Records supplied ->
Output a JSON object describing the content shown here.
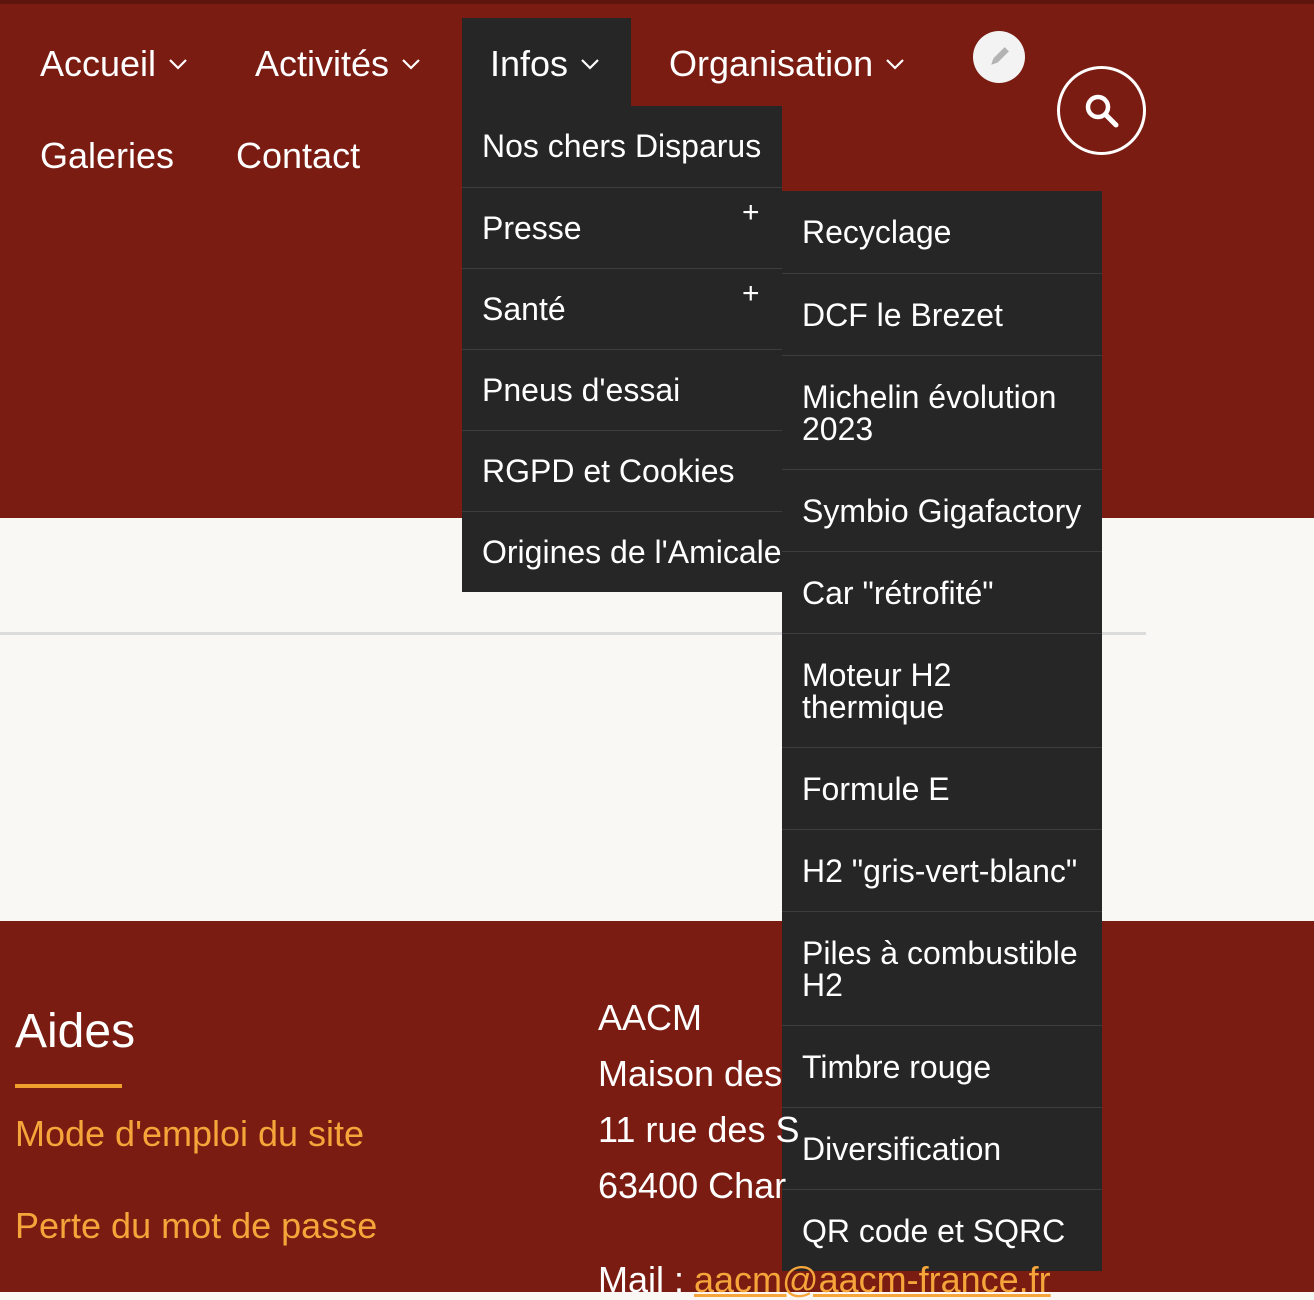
{
  "nav": {
    "items": [
      {
        "label": "Accueil",
        "has_chevron": true
      },
      {
        "label": "Activités",
        "has_chevron": true
      },
      {
        "label": "Infos",
        "has_chevron": true,
        "active": true
      },
      {
        "label": "Organisation",
        "has_chevron": true
      },
      {
        "label": "Galeries",
        "has_chevron": false
      },
      {
        "label": "Contact",
        "has_chevron": false
      }
    ],
    "edit_icon": "pencil-icon",
    "search_icon": "search-icon"
  },
  "infos_menu": {
    "items": [
      {
        "label": "Nos chers Disparus"
      },
      {
        "label": "Presse",
        "expand": "+"
      },
      {
        "label": "Santé",
        "expand": "+"
      },
      {
        "label": "Pneus d'essai"
      },
      {
        "label": "RGPD et Cookies"
      },
      {
        "label": "Origines de l'Amicale"
      }
    ]
  },
  "presse_submenu": {
    "items": [
      {
        "label": "Recyclage"
      },
      {
        "label": "DCF le Brezet"
      },
      {
        "label": "Michelin évolution 2023"
      },
      {
        "label": "Symbio Gigafactory"
      },
      {
        "label": "Car \"rétrofité\""
      },
      {
        "label": "Moteur H2 thermique"
      },
      {
        "label": "Formule E"
      },
      {
        "label": "H2 \"gris-vert-blanc\""
      },
      {
        "label": "Piles à combustible H2"
      },
      {
        "label": "Timbre rouge"
      },
      {
        "label": "Diversification"
      },
      {
        "label": "QR code et SQRC"
      }
    ]
  },
  "footer": {
    "aides": {
      "title": "Aides",
      "links": [
        "Mode d'emploi du site",
        "Perte du mot de passe"
      ]
    },
    "address": {
      "lines": [
        "AACM",
        "Maison des",
        "11 rue des S",
        "63400 Char"
      ],
      "mail_label": "Mail : ",
      "mail_value": "aacm@aacm-france.fr"
    }
  },
  "colors": {
    "brand_red": "#7a1c12",
    "menu_dark": "#262626",
    "accent_orange": "#f5a53a",
    "content_bg": "#faf8f4"
  }
}
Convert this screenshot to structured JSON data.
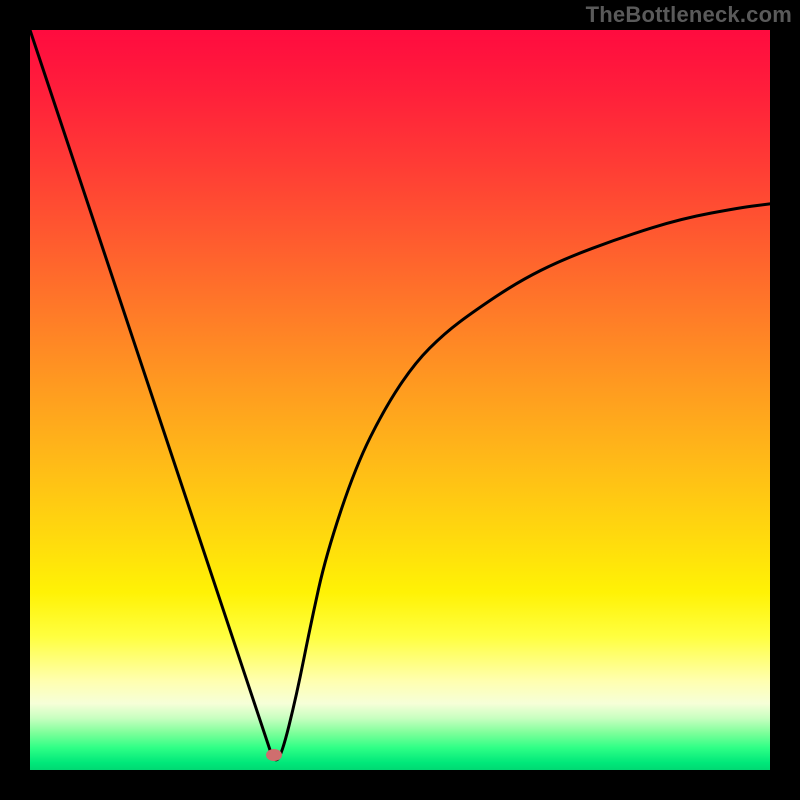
{
  "watermark": "TheBottleneck.com",
  "chart_data": {
    "type": "line",
    "title": "",
    "xlabel": "",
    "ylabel": "",
    "xlim": [
      0,
      100
    ],
    "ylim": [
      0,
      100
    ],
    "x": [
      0,
      4,
      8,
      12,
      16,
      20,
      24,
      28,
      30,
      32,
      33,
      34,
      36,
      38,
      40,
      44,
      48,
      52,
      56,
      60,
      66,
      72,
      80,
      88,
      96,
      100
    ],
    "values": [
      100,
      88,
      76,
      64,
      52,
      40,
      28,
      16,
      10,
      4,
      1,
      2,
      10,
      20,
      29,
      41,
      49,
      55,
      59,
      62,
      66,
      69,
      72,
      74.5,
      76,
      76.5
    ],
    "curve_minimum": {
      "x": 33,
      "y": 0
    },
    "marker": {
      "x": 33,
      "y": 2
    },
    "background": {
      "type": "vertical-gradient",
      "stops": [
        {
          "pct": 0,
          "color": "#ff0b3f"
        },
        {
          "pct": 50,
          "color": "#ff9a20"
        },
        {
          "pct": 76,
          "color": "#fff205"
        },
        {
          "pct": 90,
          "color": "#ffffb0"
        },
        {
          "pct": 100,
          "color": "#00d873"
        }
      ]
    }
  },
  "colors": {
    "curve": "#000000",
    "marker": "#cf6e6e",
    "frame": "#000000",
    "watermark": "#5a5a5a"
  }
}
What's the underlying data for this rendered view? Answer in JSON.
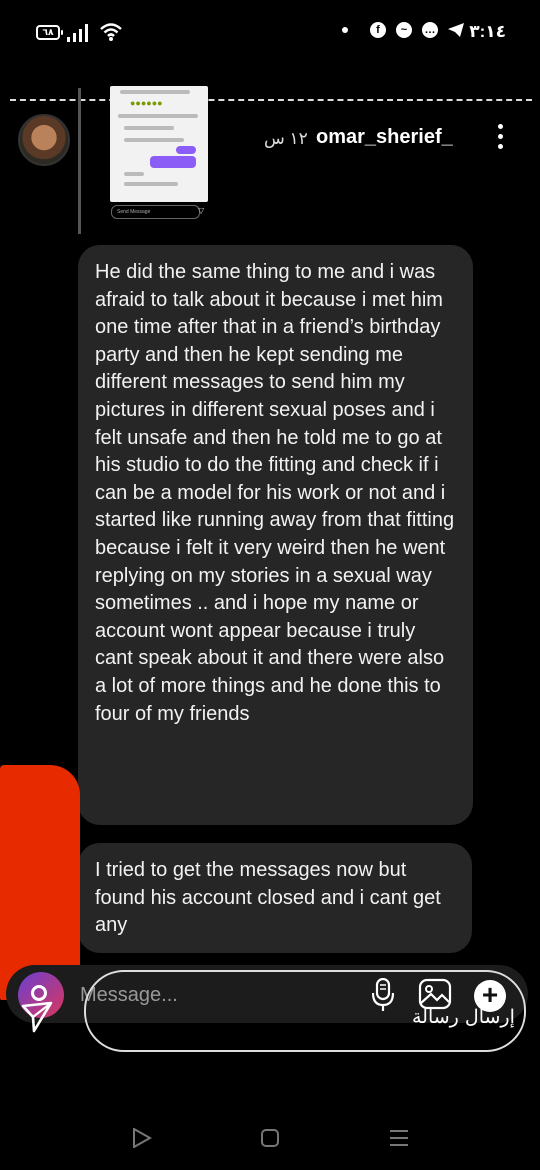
{
  "status_bar": {
    "battery": "٦٨",
    "time": "٣:١٤"
  },
  "story": {
    "thumbnail_input_placeholder": "Send Message"
  },
  "header": {
    "username": "omar_sherief_",
    "time_ago": "١٢ س"
  },
  "messages": [
    {
      "text": "He did the same thing to me and i was afraid to talk about it because i met him one time after that in a friend’s birthday party and then he kept sending me different messages to send him my pictures in different sexual poses and i felt unsafe and then he told me to go at his studio to do the fitting and check if i can be a model for his work or not and i started like running away from that fitting because i felt it very weird then he went replying on my stories in a sexual way sometimes .. and i hope my name or account wont appear because i truly cant speak about it and there were also a lot of more things and he done this to four of my friends"
    },
    {
      "text": "I tried to get the messages now but found his account closed and i cant get any"
    }
  ],
  "composer": {
    "placeholder": "Message...",
    "send_label": "إرسال رسالة"
  },
  "icons": {
    "camera": "camera-icon",
    "mic": "microphone-icon",
    "gallery": "gallery-icon",
    "plus": "plus-icon",
    "send": "send-arrow-icon"
  },
  "colors": {
    "bubble": "#262626",
    "background": "#000000",
    "redaction": "#e82a00"
  }
}
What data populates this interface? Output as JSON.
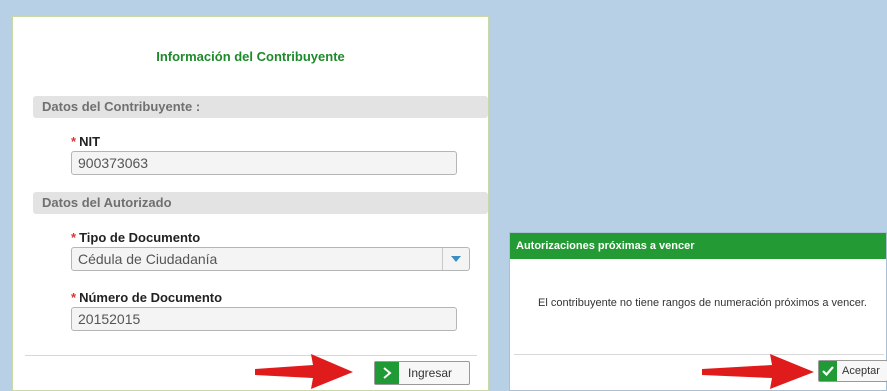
{
  "form": {
    "title": "Información del Contribuyente",
    "section_contribuyente": "Datos del Contribuyente :",
    "nit_label": "NIT",
    "nit_value": "900373063",
    "section_autorizado": "Datos del Autorizado",
    "tipo_doc_label": "Tipo de Documento",
    "tipo_doc_value": "Cédula de Ciudadanía",
    "numero_doc_label": "Número de Documento",
    "numero_doc_value": "20152015",
    "required_mark": "*",
    "submit_label": "Ingresar"
  },
  "dialog": {
    "title": "Autorizaciones próximas a vencer",
    "message": "El contribuyente no tiene rangos de numeración próximos a vencer.",
    "accept_label": "Aceptar"
  },
  "colors": {
    "accent_green": "#1f9a35",
    "annotation_red": "#e01b1b",
    "background": "#b8d0e6"
  },
  "icons": {
    "submit_icon": "chevron-right-icon",
    "accept_icon": "checkmark-icon",
    "select_icon": "caret-down-icon",
    "annotation": "red-arrow-icon"
  }
}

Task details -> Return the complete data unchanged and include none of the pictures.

Exercise result ->
Output a JSON object describing the content shown here.
{
  "nav": {
    "items": [
      {
        "label": "Accueil",
        "has_chevron": true
      },
      {
        "label": "Activités",
        "has_chevron": true
      },
      {
        "label": "Infos",
        "has_chevron": true,
        "active": true
      },
      {
        "label": "Organisation",
        "has_chevron": true
      },
      {
        "label": "Galeries",
        "has_chevron": false
      },
      {
        "label": "Contact",
        "has_chevron": false
      }
    ],
    "edit_icon": "pencil-icon",
    "search_icon": "search-icon"
  },
  "infos_menu": {
    "items": [
      {
        "label": "Nos chers Disparus"
      },
      {
        "label": "Presse",
        "expand": "+"
      },
      {
        "label": "Santé",
        "expand": "+"
      },
      {
        "label": "Pneus d'essai"
      },
      {
        "label": "RGPD et Cookies"
      },
      {
        "label": "Origines de l'Amicale"
      }
    ]
  },
  "presse_submenu": {
    "items": [
      {
        "label": "Recyclage"
      },
      {
        "label": "DCF le Brezet"
      },
      {
        "label": "Michelin évolution 2023"
      },
      {
        "label": "Symbio Gigafactory"
      },
      {
        "label": "Car \"rétrofité\""
      },
      {
        "label": "Moteur H2 thermique"
      },
      {
        "label": "Formule E"
      },
      {
        "label": "H2 \"gris-vert-blanc\""
      },
      {
        "label": "Piles à combustible H2"
      },
      {
        "label": "Timbre rouge"
      },
      {
        "label": "Diversification"
      },
      {
        "label": "QR code et SQRC"
      }
    ]
  },
  "footer": {
    "aides": {
      "title": "Aides",
      "links": [
        "Mode d'emploi du site",
        "Perte du mot de passe"
      ]
    },
    "address": {
      "lines": [
        "AACM",
        "Maison des",
        "11 rue des S",
        "63400 Char"
      ],
      "mail_label": "Mail : ",
      "mail_value": "aacm@aacm-france.fr"
    }
  },
  "colors": {
    "brand_red": "#7a1c12",
    "menu_dark": "#262626",
    "accent_orange": "#f5a53a",
    "content_bg": "#faf8f4"
  }
}
Convert this screenshot to structured JSON data.
{
  "watermark": "TheBottleneck.com",
  "chart_data": {
    "type": "line",
    "title": "",
    "xlabel": "",
    "ylabel": "",
    "xlim": [
      0,
      100
    ],
    "ylim": [
      0,
      100
    ],
    "x": [
      0,
      4,
      8,
      12,
      16,
      20,
      24,
      28,
      30,
      32,
      33,
      34,
      36,
      38,
      40,
      44,
      48,
      52,
      56,
      60,
      66,
      72,
      80,
      88,
      96,
      100
    ],
    "values": [
      100,
      88,
      76,
      64,
      52,
      40,
      28,
      16,
      10,
      4,
      1,
      2,
      10,
      20,
      29,
      41,
      49,
      55,
      59,
      62,
      66,
      69,
      72,
      74.5,
      76,
      76.5
    ],
    "curve_minimum": {
      "x": 33,
      "y": 0
    },
    "marker": {
      "x": 33,
      "y": 2
    },
    "background": {
      "type": "vertical-gradient",
      "stops": [
        {
          "pct": 0,
          "color": "#ff0b3f"
        },
        {
          "pct": 50,
          "color": "#ff9a20"
        },
        {
          "pct": 76,
          "color": "#fff205"
        },
        {
          "pct": 90,
          "color": "#ffffb0"
        },
        {
          "pct": 100,
          "color": "#00d873"
        }
      ]
    }
  },
  "colors": {
    "curve": "#000000",
    "marker": "#cf6e6e",
    "frame": "#000000",
    "watermark": "#5a5a5a"
  }
}
What's the underlying data for this rendered view? Answer in JSON.
{
  "status_bar": {
    "battery": "٦٨",
    "time": "٣:١٤"
  },
  "story": {
    "thumbnail_input_placeholder": "Send Message"
  },
  "header": {
    "username": "omar_sherief_",
    "time_ago": "١٢ س"
  },
  "messages": [
    {
      "text": "He did the same thing to me and i was afraid to talk about it because i met him one time after that in a friend’s birthday party and then he kept sending me different messages to send him my pictures in different sexual poses and i felt unsafe and then he told me to go at his studio to do the fitting and check if i can be a model for his work or not and i started like running away from that fitting because i felt it very weird then he went replying on my stories in a sexual way sometimes .. and i hope my name or account wont appear because i truly cant speak about it and there were also a lot of more things and he done this to four of my friends"
    },
    {
      "text": "I tried to get the messages now but found his account closed and i cant get any"
    }
  ],
  "composer": {
    "placeholder": "Message...",
    "send_label": "إرسال رسالة"
  },
  "icons": {
    "camera": "camera-icon",
    "mic": "microphone-icon",
    "gallery": "gallery-icon",
    "plus": "plus-icon",
    "send": "send-arrow-icon"
  },
  "colors": {
    "bubble": "#262626",
    "background": "#000000",
    "redaction": "#e82a00"
  }
}
What data populates this interface? Output as JSON.
{
  "form": {
    "title": "Información del Contribuyente",
    "section_contribuyente": "Datos del Contribuyente :",
    "nit_label": "NIT",
    "nit_value": "900373063",
    "section_autorizado": "Datos del Autorizado",
    "tipo_doc_label": "Tipo de Documento",
    "tipo_doc_value": "Cédula de Ciudadanía",
    "numero_doc_label": "Número de Documento",
    "numero_doc_value": "20152015",
    "required_mark": "*",
    "submit_label": "Ingresar"
  },
  "dialog": {
    "title": "Autorizaciones próximas a vencer",
    "message": "El contribuyente no tiene rangos de numeración próximos a vencer.",
    "accept_label": "Aceptar"
  },
  "colors": {
    "accent_green": "#1f9a35",
    "annotation_red": "#e01b1b",
    "background": "#b8d0e6"
  },
  "icons": {
    "submit_icon": "chevron-right-icon",
    "accept_icon": "checkmark-icon",
    "select_icon": "caret-down-icon",
    "annotation": "red-arrow-icon"
  }
}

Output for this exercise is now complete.